All entries must be repeated exactly; do not include the pictures.

========

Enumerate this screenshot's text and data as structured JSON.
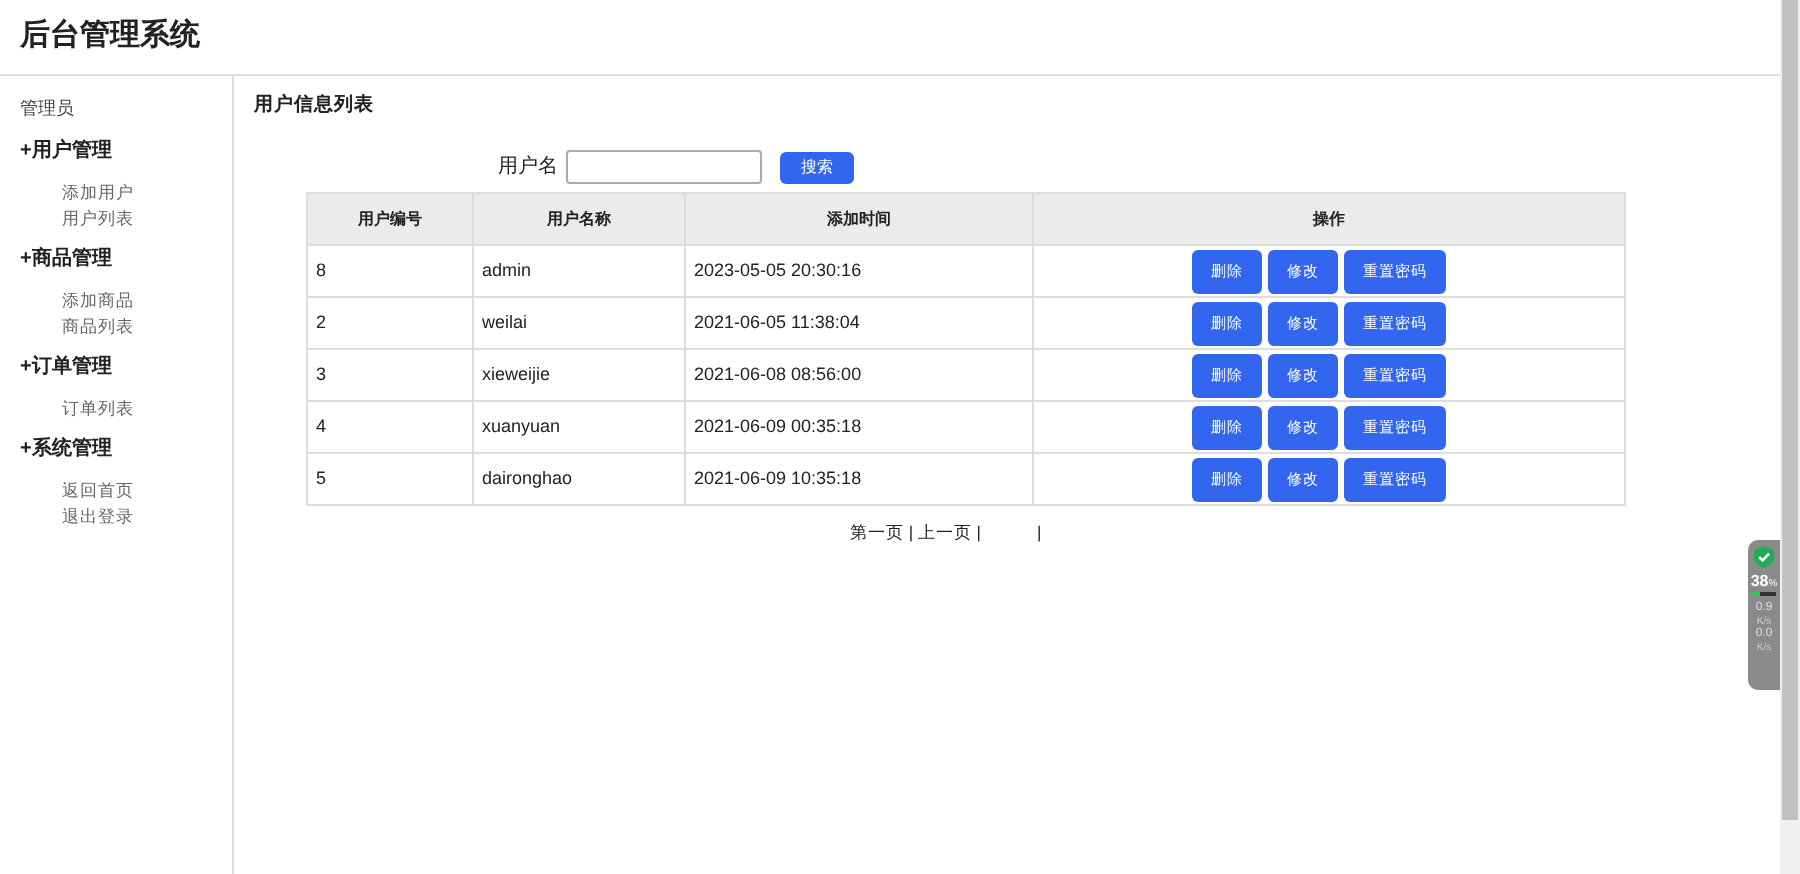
{
  "header": {
    "title": "后台管理系统"
  },
  "sidebar": {
    "role": "管理员",
    "groups": [
      {
        "title": "+用户管理",
        "items": [
          "添加用户",
          "用户列表"
        ]
      },
      {
        "title": "+商品管理",
        "items": [
          "添加商品",
          "商品列表"
        ]
      },
      {
        "title": "+订单管理",
        "items": [
          "订单列表"
        ]
      },
      {
        "title": "+系统管理",
        "items": [
          "返回首页",
          "退出登录"
        ]
      }
    ]
  },
  "main": {
    "title": "用户信息列表",
    "search": {
      "label": "用户名",
      "button": "搜索"
    },
    "table": {
      "columns": [
        "用户编号",
        "用户名称",
        "添加时间",
        "操作"
      ],
      "rows": [
        {
          "id": "8",
          "name": "admin",
          "time": "2023-05-05 20:30:16",
          "actions": [
            "删除",
            "修改",
            "重置密码"
          ]
        },
        {
          "id": "2",
          "name": "weilai",
          "time": "2021-06-05 11:38:04",
          "actions": [
            "删除",
            "修改",
            "重置密码"
          ]
        },
        {
          "id": "3",
          "name": "xieweijie",
          "time": "2021-06-08 08:56:00",
          "actions": [
            "删除",
            "修改",
            "重置密码"
          ]
        },
        {
          "id": "4",
          "name": "xuanyuan",
          "time": "2021-06-09 00:35:18",
          "actions": [
            "删除",
            "修改",
            "重置密码"
          ]
        },
        {
          "id": "5",
          "name": "daironghao",
          "time": "2021-06-09 10:35:18",
          "actions": [
            "删除",
            "修改",
            "重置密码"
          ]
        }
      ]
    },
    "pagination": [
      "第一页 | 上一页 |",
      "|"
    ]
  },
  "monitor": {
    "cpu": "38",
    "unit": "%",
    "level": 0.35,
    "up": "0.9",
    "up_unit": "K/s",
    "down": "0.0",
    "down_unit": "K/s"
  }
}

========

SOLUTION TO THE EXERCISE -
Enumerate this screenshot's text and data as structured JSON.
{
  "header": {
    "title": "后台管理系统"
  },
  "sidebar": {
    "role": "管理员",
    "groups": [
      {
        "title": "+用户管理",
        "items": [
          "添加用户",
          "用户列表"
        ]
      },
      {
        "title": "+商品管理",
        "items": [
          "添加商品",
          "商品列表"
        ]
      },
      {
        "title": "+订单管理",
        "items": [
          "订单列表"
        ]
      },
      {
        "title": "+系统管理",
        "items": [
          "返回首页",
          "退出登录"
        ]
      }
    ]
  },
  "main": {
    "title": "用户信息列表",
    "search": {
      "label": "用户名",
      "button": "搜索"
    },
    "table": {
      "columns": [
        "用户编号",
        "用户名称",
        "添加时间",
        "操作"
      ],
      "rows": [
        {
          "id": "8",
          "name": "admin",
          "time": "2023-05-05 20:30:16",
          "actions": [
            "删除",
            "修改",
            "重置密码"
          ]
        },
        {
          "id": "2",
          "name": "weilai",
          "time": "2021-06-05 11:38:04",
          "actions": [
            "删除",
            "修改",
            "重置密码"
          ]
        },
        {
          "id": "3",
          "name": "xieweijie",
          "time": "2021-06-08 08:56:00",
          "actions": [
            "删除",
            "修改",
            "重置密码"
          ]
        },
        {
          "id": "4",
          "name": "xuanyuan",
          "time": "2021-06-09 00:35:18",
          "actions": [
            "删除",
            "修改",
            "重置密码"
          ]
        },
        {
          "id": "5",
          "name": "daironghao",
          "time": "2021-06-09 10:35:18",
          "actions": [
            "删除",
            "修改",
            "重置密码"
          ]
        }
      ]
    },
    "pagination": [
      "第一页 | 上一页 |",
      "|"
    ]
  },
  "monitor": {
    "cpu": "38",
    "unit": "%",
    "level": 0.35,
    "up": "0.9",
    "up_unit": "K/s",
    "down": "0.0",
    "down_unit": "K/s"
  }
}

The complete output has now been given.